But this was the final game of the season. We all know that the drama is never kept simple. There was still time for not just one, but two twists in the tale.
The first twist came as Reading won their umpteenth corner. After plenty of poor deliveries, this time Caskey got it just right, striking the ball as sweetly as he did his free kick 16 minutes earlier. Players threw themselves towards the ball and it was Forster who found himself in the perfect place to squeeze it home at the far post.
The stadium erupted. Bournemouth players and fans hung their heads. How quickly and cruelly a game - and season - can turn.
In fact, football can get even crueller. The second twist was almost as dramatic as the first. Having watched Reading press and press for 20 minutes, it was now Bournemouth's turn to respond. They needed a goal and still had a few minutes of stoppage time to grab it.
Red and black shirts poured forward, and with the Reading defence in panic a shot drifted towards the top corner of Whitehead's net. It was in all the way, and all of our hard work in getting back into the game was about to be undone.
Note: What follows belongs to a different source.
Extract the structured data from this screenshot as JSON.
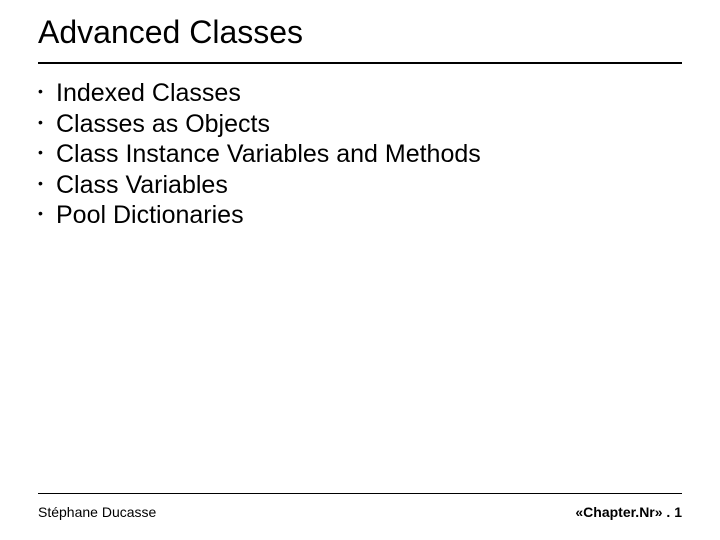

But never discount a side with Graeme Murty in. From absolutely nowhere, our future club captain rose majestically and somehow nodded the ball clear from right on the goal line. How he managed to angle his header over the bar I still have no idea. But 20,000 Reading fans - and a fair few Wigan fans who were listening nervously up at the JJB - were very glad he did.
There would be no more scares. The game was over and both teams came out of it with huge credit. We wouldn't see a game at the Madejski Stadium with as nervy and thrilling a finish as that for...ooh...at least another 10 days, when the aforementioned Wigan came to town for a play off semi-final that went right to the wire. You know the rest.
Reading wouldn't go up that season but it was the start of an upward trajectory that's really only starting to decline now. Bournemouth on the other hand would experience a fair few difficult years before they restarted their ascent, which has culminated this year with a well deserved promotion. I'd like to wish them luck in their fight next season as they face a year of relegation scraps, increased ticket prices and being patronised on Match of the Day. But as an apparent rival, whether they'd appreciate my good wishes or not I don't know.